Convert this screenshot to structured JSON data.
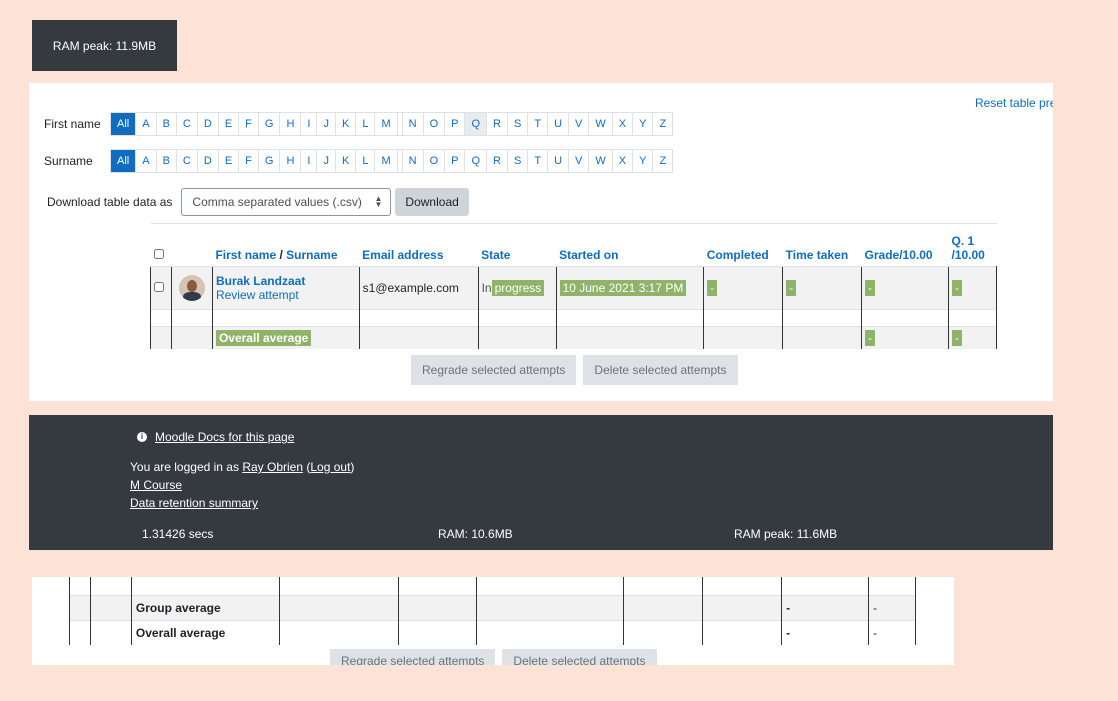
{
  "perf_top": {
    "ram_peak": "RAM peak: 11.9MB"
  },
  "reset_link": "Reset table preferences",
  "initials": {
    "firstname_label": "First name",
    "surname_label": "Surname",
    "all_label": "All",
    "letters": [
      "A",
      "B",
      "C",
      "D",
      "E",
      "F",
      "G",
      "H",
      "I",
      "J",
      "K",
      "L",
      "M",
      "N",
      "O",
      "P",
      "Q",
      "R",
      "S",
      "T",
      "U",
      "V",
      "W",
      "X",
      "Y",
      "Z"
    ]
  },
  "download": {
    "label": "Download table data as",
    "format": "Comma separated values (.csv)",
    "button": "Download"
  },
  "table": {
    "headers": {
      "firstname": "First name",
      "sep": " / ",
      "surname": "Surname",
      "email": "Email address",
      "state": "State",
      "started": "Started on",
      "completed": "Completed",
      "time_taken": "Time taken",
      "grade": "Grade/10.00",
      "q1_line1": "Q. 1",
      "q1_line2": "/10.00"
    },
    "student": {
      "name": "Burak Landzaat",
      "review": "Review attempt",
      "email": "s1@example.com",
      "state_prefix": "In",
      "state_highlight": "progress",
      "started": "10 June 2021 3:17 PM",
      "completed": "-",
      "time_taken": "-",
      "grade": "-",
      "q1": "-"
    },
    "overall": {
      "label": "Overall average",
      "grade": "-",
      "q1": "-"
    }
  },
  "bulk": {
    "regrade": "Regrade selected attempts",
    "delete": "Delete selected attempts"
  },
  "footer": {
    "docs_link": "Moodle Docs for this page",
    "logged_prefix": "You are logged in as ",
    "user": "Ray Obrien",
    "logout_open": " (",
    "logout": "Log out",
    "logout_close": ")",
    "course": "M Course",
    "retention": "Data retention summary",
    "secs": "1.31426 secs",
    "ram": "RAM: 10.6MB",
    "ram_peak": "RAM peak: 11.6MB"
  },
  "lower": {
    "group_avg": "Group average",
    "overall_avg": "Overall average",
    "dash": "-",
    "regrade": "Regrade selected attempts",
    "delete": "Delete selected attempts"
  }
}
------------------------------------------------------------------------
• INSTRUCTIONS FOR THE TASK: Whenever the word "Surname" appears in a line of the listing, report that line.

• RESPONSE FOR THIS EXERCISE:
    "surname_label": "Surname",
      "surname": "Surname",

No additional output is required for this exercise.